**What to do:** Leaving every picture out, repeat all of the entries below exactly.

Entries from a dataset of interfaces:
Segment Open

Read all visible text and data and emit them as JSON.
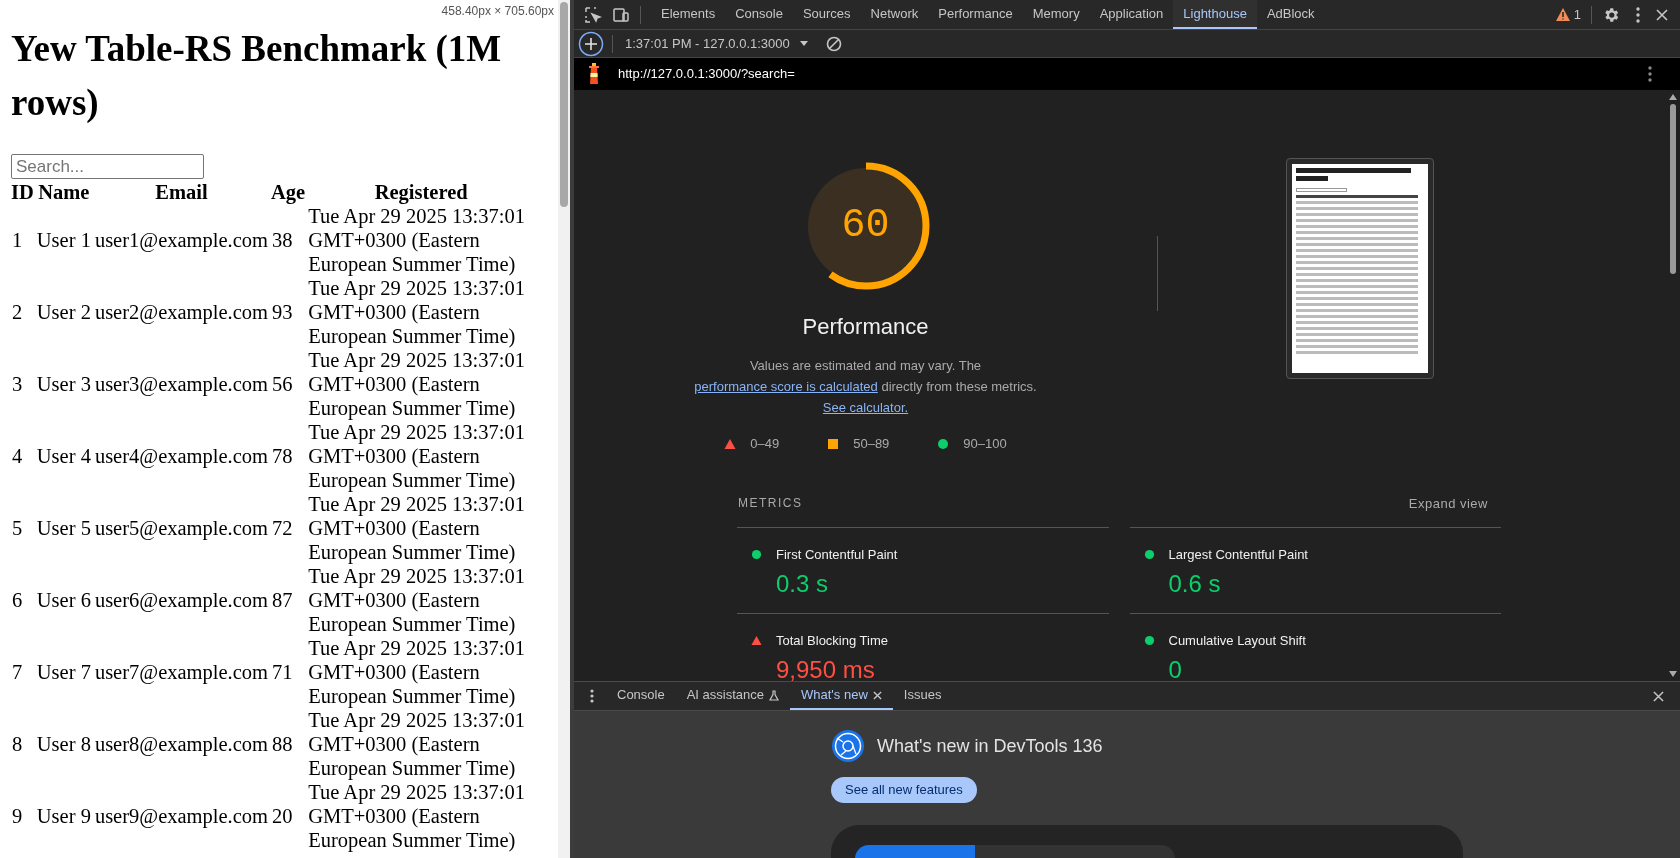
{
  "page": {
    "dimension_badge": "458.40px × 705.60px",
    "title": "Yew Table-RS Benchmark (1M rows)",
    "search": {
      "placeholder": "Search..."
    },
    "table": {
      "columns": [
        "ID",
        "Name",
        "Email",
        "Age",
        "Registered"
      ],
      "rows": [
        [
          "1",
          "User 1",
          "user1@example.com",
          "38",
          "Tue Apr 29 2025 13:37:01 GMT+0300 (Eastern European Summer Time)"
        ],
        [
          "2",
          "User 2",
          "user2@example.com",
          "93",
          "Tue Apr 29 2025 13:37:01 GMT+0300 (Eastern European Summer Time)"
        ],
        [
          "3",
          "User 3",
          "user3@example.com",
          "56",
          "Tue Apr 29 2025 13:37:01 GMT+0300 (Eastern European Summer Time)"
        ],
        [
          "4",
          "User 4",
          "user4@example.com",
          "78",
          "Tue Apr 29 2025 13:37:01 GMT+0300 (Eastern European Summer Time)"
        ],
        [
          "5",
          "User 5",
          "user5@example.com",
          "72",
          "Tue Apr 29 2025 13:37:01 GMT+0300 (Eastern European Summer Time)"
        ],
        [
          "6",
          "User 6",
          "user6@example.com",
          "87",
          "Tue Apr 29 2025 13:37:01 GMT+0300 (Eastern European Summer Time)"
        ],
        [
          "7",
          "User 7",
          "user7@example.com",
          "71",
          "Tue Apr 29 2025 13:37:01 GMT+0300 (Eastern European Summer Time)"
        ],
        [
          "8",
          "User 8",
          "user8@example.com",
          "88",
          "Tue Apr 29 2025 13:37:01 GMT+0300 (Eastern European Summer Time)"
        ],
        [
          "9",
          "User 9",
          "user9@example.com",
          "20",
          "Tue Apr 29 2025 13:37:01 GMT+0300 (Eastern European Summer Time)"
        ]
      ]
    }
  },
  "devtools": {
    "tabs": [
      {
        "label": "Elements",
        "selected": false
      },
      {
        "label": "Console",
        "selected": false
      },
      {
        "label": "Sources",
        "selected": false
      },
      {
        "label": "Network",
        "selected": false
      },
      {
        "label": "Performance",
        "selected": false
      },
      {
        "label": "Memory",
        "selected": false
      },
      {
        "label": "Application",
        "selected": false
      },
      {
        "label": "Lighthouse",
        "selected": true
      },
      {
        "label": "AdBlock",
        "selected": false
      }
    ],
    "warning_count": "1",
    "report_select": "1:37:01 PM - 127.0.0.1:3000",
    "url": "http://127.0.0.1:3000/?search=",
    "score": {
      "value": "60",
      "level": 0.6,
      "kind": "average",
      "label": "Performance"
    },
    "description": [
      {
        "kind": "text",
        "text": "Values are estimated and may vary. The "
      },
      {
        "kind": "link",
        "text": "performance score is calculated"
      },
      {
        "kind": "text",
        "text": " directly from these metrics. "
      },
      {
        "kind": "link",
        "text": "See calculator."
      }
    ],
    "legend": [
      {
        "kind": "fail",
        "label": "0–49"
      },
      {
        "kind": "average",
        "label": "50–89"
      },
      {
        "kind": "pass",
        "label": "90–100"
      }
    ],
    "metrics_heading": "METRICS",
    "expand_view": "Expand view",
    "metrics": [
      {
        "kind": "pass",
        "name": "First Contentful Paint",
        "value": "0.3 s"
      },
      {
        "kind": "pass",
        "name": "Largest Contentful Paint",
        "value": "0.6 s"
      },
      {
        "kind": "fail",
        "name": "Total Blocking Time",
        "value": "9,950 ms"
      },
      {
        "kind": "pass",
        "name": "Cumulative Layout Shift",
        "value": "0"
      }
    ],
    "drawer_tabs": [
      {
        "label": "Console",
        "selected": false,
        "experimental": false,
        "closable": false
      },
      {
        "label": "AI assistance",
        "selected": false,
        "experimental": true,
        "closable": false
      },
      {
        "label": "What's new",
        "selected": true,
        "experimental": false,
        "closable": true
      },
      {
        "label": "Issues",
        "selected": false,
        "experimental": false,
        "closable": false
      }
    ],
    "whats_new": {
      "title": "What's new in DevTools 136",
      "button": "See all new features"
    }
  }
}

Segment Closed

**Result below:**
Read all visible text and data and emit them as JSON.
{
  "page": {
    "dimension_badge": "458.40px × 705.60px",
    "title": "Yew Table-RS Benchmark (1M rows)",
    "search": {
      "placeholder": "Search..."
    },
    "table": {
      "columns": [
        "ID",
        "Name",
        "Email",
        "Age",
        "Registered"
      ],
      "rows": [
        [
          "1",
          "User 1",
          "user1@example.com",
          "38",
          "Tue Apr 29 2025 13:37:01 GMT+0300 (Eastern European Summer Time)"
        ],
        [
          "2",
          "User 2",
          "user2@example.com",
          "93",
          "Tue Apr 29 2025 13:37:01 GMT+0300 (Eastern European Summer Time)"
        ],
        [
          "3",
          "User 3",
          "user3@example.com",
          "56",
          "Tue Apr 29 2025 13:37:01 GMT+0300 (Eastern European Summer Time)"
        ],
        [
          "4",
          "User 4",
          "user4@example.com",
          "78",
          "Tue Apr 29 2025 13:37:01 GMT+0300 (Eastern European Summer Time)"
        ],
        [
          "5",
          "User 5",
          "user5@example.com",
          "72",
          "Tue Apr 29 2025 13:37:01 GMT+0300 (Eastern European Summer Time)"
        ],
        [
          "6",
          "User 6",
          "user6@example.com",
          "87",
          "Tue Apr 29 2025 13:37:01 GMT+0300 (Eastern European Summer Time)"
        ],
        [
          "7",
          "User 7",
          "user7@example.com",
          "71",
          "Tue Apr 29 2025 13:37:01 GMT+0300 (Eastern European Summer Time)"
        ],
        [
          "8",
          "User 8",
          "user8@example.com",
          "88",
          "Tue Apr 29 2025 13:37:01 GMT+0300 (Eastern European Summer Time)"
        ],
        [
          "9",
          "User 9",
          "user9@example.com",
          "20",
          "Tue Apr 29 2025 13:37:01 GMT+0300 (Eastern European Summer Time)"
        ]
      ]
    }
  },
  "devtools": {
    "tabs": [
      {
        "label": "Elements",
        "selected": false
      },
      {
        "label": "Console",
        "selected": false
      },
      {
        "label": "Sources",
        "selected": false
      },
      {
        "label": "Network",
        "selected": false
      },
      {
        "label": "Performance",
        "selected": false
      },
      {
        "label": "Memory",
        "selected": false
      },
      {
        "label": "Application",
        "selected": false
      },
      {
        "label": "Lighthouse",
        "selected": true
      },
      {
        "label": "AdBlock",
        "selected": false
      }
    ],
    "warning_count": "1",
    "report_select": "1:37:01 PM - 127.0.0.1:3000",
    "url": "http://127.0.0.1:3000/?search=",
    "score": {
      "value": "60",
      "level": 0.6,
      "kind": "average",
      "label": "Performance"
    },
    "description": [
      {
        "kind": "text",
        "text": "Values are estimated and may vary. The "
      },
      {
        "kind": "link",
        "text": "performance score is calculated"
      },
      {
        "kind": "text",
        "text": " directly from these metrics. "
      },
      {
        "kind": "link",
        "text": "See calculator."
      }
    ],
    "legend": [
      {
        "kind": "fail",
        "label": "0–49"
      },
      {
        "kind": "average",
        "label": "50–89"
      },
      {
        "kind": "pass",
        "label": "90–100"
      }
    ],
    "metrics_heading": "METRICS",
    "expand_view": "Expand view",
    "metrics": [
      {
        "kind": "pass",
        "name": "First Contentful Paint",
        "value": "0.3 s"
      },
      {
        "kind": "pass",
        "name": "Largest Contentful Paint",
        "value": "0.6 s"
      },
      {
        "kind": "fail",
        "name": "Total Blocking Time",
        "value": "9,950 ms"
      },
      {
        "kind": "pass",
        "name": "Cumulative Layout Shift",
        "value": "0"
      }
    ],
    "drawer_tabs": [
      {
        "label": "Console",
        "selected": false,
        "experimental": false,
        "closable": false
      },
      {
        "label": "AI assistance",
        "selected": false,
        "experimental": true,
        "closable": false
      },
      {
        "label": "What's new",
        "selected": true,
        "experimental": false,
        "closable": true
      },
      {
        "label": "Issues",
        "selected": false,
        "experimental": false,
        "closable": false
      }
    ],
    "whats_new": {
      "title": "What's new in DevTools 136",
      "button": "See all new features"
    }
  }
}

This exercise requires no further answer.